Training as a powerlifter under the great Rick Hussey at Big Iron Gym was one of the greatest opportunities in my life. Rick built powerlifters like a mechanic built fast, powerful engines. As a powerlifting coach, he knew how to get you to move weight from A to B using all of the power and explosion your body could release, and to do it time after time in that same sweet groove. It was like your body was a piston, performing each rep the same way every time.

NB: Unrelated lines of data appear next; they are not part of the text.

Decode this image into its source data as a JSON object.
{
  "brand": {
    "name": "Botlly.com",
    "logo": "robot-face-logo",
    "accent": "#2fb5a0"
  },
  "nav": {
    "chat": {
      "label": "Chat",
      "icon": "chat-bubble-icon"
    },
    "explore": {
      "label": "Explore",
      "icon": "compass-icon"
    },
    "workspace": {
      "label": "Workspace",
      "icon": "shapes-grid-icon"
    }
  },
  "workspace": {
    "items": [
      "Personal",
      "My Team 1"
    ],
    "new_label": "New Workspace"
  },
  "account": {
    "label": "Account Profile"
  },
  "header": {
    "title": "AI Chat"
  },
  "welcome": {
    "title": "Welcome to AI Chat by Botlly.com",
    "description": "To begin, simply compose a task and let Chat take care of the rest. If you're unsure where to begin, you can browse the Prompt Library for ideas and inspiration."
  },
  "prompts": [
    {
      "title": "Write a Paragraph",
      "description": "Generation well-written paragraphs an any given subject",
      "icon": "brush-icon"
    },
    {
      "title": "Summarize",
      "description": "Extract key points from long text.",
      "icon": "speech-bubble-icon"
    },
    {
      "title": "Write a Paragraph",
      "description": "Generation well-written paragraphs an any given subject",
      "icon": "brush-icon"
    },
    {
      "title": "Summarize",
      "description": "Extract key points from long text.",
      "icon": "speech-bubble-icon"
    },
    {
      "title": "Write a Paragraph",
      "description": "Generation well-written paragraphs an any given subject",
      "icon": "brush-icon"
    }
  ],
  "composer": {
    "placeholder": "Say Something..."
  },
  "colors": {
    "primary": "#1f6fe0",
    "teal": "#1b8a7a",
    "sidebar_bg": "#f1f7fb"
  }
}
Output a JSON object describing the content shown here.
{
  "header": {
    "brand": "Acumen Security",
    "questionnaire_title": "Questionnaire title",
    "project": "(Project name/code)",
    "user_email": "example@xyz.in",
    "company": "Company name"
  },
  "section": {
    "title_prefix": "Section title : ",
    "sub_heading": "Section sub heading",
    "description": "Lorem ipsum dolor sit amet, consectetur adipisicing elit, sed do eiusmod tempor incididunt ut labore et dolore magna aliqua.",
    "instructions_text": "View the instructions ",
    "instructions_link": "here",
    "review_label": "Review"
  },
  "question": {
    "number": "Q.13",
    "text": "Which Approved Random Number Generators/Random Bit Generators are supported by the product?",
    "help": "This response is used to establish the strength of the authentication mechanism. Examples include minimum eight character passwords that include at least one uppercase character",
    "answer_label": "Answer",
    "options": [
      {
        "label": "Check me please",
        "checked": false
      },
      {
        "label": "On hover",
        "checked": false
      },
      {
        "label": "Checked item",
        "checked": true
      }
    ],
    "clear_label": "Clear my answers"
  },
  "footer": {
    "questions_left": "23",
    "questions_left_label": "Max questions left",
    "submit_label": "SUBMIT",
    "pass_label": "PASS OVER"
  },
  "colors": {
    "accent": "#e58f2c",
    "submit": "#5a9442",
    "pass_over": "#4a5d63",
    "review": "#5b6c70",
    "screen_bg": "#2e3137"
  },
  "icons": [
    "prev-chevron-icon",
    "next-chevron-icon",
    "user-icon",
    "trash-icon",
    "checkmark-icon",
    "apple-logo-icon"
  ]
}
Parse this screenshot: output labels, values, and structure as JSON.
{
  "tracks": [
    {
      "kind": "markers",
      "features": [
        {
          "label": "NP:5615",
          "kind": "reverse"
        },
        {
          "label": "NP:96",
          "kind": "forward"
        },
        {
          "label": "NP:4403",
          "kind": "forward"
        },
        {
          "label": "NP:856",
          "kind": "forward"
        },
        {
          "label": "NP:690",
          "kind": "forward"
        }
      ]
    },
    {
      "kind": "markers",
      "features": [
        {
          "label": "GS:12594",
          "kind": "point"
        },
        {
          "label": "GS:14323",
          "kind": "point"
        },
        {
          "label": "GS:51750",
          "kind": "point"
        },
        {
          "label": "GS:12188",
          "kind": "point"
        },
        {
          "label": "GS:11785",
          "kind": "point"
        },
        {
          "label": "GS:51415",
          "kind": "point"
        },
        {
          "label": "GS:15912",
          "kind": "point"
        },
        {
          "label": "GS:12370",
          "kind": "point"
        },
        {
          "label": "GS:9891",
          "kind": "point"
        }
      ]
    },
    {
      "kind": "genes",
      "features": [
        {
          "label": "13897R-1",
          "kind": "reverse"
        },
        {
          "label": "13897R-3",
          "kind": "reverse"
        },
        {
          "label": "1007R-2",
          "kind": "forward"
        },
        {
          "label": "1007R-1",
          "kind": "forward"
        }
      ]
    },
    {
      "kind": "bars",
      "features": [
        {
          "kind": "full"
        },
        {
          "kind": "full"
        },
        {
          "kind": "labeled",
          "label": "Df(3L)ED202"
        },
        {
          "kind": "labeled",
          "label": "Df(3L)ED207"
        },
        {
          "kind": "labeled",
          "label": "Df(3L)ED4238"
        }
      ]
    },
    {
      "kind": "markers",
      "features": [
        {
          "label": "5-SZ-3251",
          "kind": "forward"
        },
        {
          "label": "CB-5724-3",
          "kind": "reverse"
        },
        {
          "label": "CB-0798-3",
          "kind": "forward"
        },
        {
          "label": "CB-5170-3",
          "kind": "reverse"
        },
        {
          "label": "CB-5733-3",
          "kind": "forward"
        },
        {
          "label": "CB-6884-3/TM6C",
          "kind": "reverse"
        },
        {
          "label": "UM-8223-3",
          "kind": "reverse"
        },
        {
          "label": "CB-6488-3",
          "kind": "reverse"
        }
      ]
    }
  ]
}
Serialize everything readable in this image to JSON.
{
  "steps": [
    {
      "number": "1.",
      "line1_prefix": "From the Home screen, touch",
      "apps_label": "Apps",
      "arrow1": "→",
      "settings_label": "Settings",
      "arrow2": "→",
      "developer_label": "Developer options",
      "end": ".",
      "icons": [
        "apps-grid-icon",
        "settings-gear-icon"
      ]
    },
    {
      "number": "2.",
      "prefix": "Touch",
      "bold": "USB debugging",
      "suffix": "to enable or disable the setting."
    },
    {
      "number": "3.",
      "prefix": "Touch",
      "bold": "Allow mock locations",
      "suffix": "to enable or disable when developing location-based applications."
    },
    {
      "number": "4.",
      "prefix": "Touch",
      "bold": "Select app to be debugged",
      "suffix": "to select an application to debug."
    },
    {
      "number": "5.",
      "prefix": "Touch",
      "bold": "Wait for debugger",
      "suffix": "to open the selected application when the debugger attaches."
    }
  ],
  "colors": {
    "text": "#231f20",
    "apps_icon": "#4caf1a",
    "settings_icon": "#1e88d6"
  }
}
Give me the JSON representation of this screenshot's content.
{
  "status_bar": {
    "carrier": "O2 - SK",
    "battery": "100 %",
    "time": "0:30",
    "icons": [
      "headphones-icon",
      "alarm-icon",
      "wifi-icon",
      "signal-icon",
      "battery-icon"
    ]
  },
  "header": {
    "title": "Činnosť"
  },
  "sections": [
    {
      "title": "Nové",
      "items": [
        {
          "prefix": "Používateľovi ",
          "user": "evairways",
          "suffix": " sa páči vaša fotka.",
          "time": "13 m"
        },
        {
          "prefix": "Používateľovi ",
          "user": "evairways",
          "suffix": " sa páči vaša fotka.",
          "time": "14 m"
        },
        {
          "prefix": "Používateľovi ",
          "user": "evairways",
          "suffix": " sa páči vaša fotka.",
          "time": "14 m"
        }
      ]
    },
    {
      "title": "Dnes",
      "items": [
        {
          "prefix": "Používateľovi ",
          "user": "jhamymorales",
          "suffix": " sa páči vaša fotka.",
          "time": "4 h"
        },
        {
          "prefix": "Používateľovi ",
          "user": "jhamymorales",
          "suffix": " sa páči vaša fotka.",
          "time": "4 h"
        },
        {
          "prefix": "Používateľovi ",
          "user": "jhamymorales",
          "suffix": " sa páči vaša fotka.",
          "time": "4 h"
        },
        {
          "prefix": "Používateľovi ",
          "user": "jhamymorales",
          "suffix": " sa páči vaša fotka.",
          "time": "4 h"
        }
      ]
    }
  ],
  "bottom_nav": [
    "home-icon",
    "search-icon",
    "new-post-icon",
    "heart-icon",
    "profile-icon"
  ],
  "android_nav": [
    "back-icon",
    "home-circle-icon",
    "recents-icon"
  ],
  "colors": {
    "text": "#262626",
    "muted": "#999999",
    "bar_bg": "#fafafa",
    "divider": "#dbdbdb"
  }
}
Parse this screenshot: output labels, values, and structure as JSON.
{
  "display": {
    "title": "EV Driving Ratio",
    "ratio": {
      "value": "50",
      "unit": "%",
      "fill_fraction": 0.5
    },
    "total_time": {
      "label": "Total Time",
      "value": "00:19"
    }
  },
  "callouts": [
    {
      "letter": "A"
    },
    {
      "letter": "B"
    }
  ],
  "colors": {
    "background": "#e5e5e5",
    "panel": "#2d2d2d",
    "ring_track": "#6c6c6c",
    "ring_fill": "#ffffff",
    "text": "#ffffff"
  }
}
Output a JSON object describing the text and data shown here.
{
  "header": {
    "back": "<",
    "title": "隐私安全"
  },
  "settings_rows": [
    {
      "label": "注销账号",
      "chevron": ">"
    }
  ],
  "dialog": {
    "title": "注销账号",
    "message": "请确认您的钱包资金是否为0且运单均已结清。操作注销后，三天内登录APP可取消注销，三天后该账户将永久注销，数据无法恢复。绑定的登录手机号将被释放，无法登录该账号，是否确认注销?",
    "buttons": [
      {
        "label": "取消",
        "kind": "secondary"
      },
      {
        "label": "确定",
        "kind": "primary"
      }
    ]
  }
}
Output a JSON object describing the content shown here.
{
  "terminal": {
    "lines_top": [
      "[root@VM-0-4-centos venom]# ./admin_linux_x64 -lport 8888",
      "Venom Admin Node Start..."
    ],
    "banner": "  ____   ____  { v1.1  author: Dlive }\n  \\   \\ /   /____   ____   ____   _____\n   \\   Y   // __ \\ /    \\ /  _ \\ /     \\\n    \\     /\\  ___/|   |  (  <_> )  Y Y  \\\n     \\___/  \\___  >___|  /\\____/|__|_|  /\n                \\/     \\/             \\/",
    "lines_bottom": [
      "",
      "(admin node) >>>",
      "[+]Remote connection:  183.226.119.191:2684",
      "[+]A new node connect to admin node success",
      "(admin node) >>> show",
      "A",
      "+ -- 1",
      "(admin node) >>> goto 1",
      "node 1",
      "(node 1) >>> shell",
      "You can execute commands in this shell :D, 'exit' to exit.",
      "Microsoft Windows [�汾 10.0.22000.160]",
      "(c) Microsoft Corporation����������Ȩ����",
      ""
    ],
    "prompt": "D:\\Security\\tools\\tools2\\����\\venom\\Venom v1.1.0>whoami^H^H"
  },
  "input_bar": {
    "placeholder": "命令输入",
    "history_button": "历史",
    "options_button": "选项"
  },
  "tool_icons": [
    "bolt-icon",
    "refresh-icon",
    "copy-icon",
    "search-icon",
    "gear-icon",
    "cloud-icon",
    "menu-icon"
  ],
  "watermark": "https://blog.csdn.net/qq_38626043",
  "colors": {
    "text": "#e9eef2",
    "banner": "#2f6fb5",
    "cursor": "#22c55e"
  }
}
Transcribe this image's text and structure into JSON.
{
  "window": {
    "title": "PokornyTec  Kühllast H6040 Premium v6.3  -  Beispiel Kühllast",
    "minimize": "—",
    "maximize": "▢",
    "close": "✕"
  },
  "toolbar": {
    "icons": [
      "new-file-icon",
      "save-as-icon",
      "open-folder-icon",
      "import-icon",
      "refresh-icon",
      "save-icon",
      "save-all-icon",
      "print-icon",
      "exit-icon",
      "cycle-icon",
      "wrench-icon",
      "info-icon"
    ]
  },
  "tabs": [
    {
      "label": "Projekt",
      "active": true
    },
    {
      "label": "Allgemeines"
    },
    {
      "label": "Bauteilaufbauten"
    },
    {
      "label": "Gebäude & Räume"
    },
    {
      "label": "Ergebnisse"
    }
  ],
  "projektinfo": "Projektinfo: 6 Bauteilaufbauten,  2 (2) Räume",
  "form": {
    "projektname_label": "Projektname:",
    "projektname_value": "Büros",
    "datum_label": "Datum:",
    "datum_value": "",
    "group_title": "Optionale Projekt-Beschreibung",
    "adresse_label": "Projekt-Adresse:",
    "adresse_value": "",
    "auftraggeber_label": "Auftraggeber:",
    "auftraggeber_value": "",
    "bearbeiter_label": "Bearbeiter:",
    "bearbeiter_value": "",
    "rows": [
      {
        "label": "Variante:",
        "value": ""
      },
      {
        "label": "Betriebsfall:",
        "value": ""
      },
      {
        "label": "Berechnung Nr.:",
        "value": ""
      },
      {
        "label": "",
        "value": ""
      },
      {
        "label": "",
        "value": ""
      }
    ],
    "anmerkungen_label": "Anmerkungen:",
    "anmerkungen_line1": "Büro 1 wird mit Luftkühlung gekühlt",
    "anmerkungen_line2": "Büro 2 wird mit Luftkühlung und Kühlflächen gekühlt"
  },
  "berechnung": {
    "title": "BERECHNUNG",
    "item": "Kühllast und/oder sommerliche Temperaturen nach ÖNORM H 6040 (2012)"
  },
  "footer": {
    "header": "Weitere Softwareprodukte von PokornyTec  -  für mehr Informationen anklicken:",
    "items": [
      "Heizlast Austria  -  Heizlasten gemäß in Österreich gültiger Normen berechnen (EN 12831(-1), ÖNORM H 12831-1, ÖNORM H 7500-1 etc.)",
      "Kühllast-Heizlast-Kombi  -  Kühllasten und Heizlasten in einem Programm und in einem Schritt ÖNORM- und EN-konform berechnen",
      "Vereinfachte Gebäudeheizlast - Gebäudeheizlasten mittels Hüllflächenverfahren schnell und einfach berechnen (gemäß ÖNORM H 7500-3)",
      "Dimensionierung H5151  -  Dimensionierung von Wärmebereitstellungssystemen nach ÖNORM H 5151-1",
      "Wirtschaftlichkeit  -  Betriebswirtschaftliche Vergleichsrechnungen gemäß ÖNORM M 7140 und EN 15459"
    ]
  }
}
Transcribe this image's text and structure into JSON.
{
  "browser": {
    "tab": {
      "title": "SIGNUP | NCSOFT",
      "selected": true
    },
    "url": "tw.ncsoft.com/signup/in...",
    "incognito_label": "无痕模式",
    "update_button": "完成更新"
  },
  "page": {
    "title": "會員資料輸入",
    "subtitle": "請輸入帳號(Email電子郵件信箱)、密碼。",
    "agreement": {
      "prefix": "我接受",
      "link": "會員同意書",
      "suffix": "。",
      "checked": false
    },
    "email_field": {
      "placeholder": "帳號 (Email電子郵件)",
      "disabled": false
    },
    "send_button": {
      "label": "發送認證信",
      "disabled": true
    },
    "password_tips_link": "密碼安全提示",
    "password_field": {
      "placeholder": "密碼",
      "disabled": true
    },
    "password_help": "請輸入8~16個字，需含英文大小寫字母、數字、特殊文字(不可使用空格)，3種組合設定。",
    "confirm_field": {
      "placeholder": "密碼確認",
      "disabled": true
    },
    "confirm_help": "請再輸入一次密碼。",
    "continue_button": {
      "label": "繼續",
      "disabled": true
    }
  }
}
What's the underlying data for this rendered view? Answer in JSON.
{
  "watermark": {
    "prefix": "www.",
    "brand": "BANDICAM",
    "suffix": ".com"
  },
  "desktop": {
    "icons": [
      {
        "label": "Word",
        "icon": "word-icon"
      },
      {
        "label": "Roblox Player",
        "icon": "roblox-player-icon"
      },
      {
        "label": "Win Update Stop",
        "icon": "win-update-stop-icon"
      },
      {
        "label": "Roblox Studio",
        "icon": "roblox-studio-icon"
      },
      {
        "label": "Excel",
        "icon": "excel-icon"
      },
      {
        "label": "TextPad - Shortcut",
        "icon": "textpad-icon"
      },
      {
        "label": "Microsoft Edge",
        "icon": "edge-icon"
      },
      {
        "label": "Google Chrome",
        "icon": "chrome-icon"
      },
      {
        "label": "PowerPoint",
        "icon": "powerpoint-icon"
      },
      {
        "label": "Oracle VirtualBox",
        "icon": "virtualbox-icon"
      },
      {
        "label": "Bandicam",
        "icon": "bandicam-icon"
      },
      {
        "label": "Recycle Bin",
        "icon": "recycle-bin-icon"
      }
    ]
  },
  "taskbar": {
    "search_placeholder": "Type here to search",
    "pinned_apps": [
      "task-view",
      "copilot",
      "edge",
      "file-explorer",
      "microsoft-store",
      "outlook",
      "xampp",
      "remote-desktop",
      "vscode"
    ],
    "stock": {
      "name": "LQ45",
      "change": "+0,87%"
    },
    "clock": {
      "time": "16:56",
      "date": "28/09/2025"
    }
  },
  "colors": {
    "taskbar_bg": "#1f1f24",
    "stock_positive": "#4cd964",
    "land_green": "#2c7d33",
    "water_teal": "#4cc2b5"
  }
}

So when I decided to do a show, I started dieting for it. I stuck with the diet for about a month, but it was clear that I was dropping weight too fast. I was losing muscle, I felt flat, and I just wasn’t eating enough. At that point, I got in touch with a friend of Rick’s named Todd Smith. He had been Mr. Natural Olympia several times, so I jumped at the opportunity to work with him. Todd took me under his wing and shared a lot of his training and diet knowledge with me.
Todd’s way of dieting was mainly about food choices. He wants your stomach to do a lot of the work. A lot of people have you start out eating clean and doing cardio, but Todd likes to get your stomach and your body working for you so you don’t have to do as much cardio and so you can keep as much muscle as possible.
That was the baseline diet. From here, Todd made small adjustments as the show approached, lowering fats and carbs. He didn’t lower protein too much; he just opted for different sources. For example, he had me switch from steak to chicken and then to fish. A lot of times people make drastic changes, but Todd believes in making the smallest amount of change in the diet to yield the greatest amount of change in the body. This allowed me to lose fat, but fill out at the same time.
He threw in cardio toward the end as a final step for getting ready for the show. That’s another thing: When people do cardio all the time, it loses its effectiveness. When they stop doing it, they gain weight. By saving cardio until the end, it’s more effective.
DIALING IT IN
I dieted for a total of 20 weeks for my first show. I came in as a light heavyweight, weighing in at 190 pounds, 7 below the upper limit. I placed first in my weight class, but I didn’t win the overall. Over the course of the diet I was able to put on muscle while losing fat, mainly because I was eating so much.
I did a second show where I dieted down to the middleweights, weighing in at the upper limit of 176 pounds. I did have to lose some muscle to do it, but I still won my weight class. I just wanted to see if I could do it because I knew I wouldn’t be able to get down to middleweight again, since my body would keep growing due to the way I’m eating.
Looking back to my powerlifting career, I never realized how much eating correctly could have helped me. It helps your muscles recover faster because they get the nutrients they need. I could have held more muscle and less fat. I weigh about 220 right now, which is about the biggest I ever was while powerlifting, but I look like a different person. As a 220-pound powerlifter, I was bloated and I have no idea what my body fat percent was. Now at 220, I’m probably 9 or 10 percent body fat, and I look like a bodybuilder.
When I did have cheat meals, I couldn’t eat that much bad food or I would feel sick. I remember eating so much junk after my first bodybuilding show that I was up puking all night. I just couldn’t stop eating because it tasted so good. That didn’t happen again after my next show! Don’t get me wrong, I have cheat meals, but I’m consistent Monday through Friday. Overall I feel much healthier and it has become a part of my lifestyle.
MAKING THE TRAINING TRANSITION
For powerlifting we did singles, doubles, and triples. Now I do reps from 10-to-12, and up to 20 for leg movements, but the reps are performed differently. I’ll use the leg press as an example. The key is to not lock the legs out at the top because that takes tension off the quads. I’ll lower it under control, use my muscles to stop the weight, then push it up under control, and stop three-quarters of the way up. When I work my quads, I want the tension on my quads the whole time. You have to fill up the muscle with blood and stretch out the fascia. It has to hurt. I do this with all my isolation movements.
My body has always responded well to heavy lifting. I still need and want to handle heavy weight on my main movements like squat, bench press, and deadlift. I’ll still do some of those in a powerlifting way, moving weight from A to B, but my reps are between 5 and 10. This keeps the density of my muscles and it helps me keep separation in my muscles. Of course, after I do those lifts I do lots of higher volume sets on isolation exercises in order to drive blood into the muscles and force them to grow. By combining training aspects from both powerlifting and bodybuilding, I’m able to get full, dense, separated muscles.
It’s hard to compare my strength levels now to what they were when I was powerlifting because I never really max out. I don’t train as heavy as I did when I was powerlifting. I don’t use any gear. I don’t go as heavy because I don’t need to—although with deadlifts, I still pull heavy enough. I’ve done 735 for a triple, whereas with powerlifting, my best was 780 in a meet. But when I train heavy now on squat and bench, I’ll do 5-10 reps. I’ll try to go as heavy as I can, but it’s not as heavy as I could do for one to three reps. So I can’t really compare.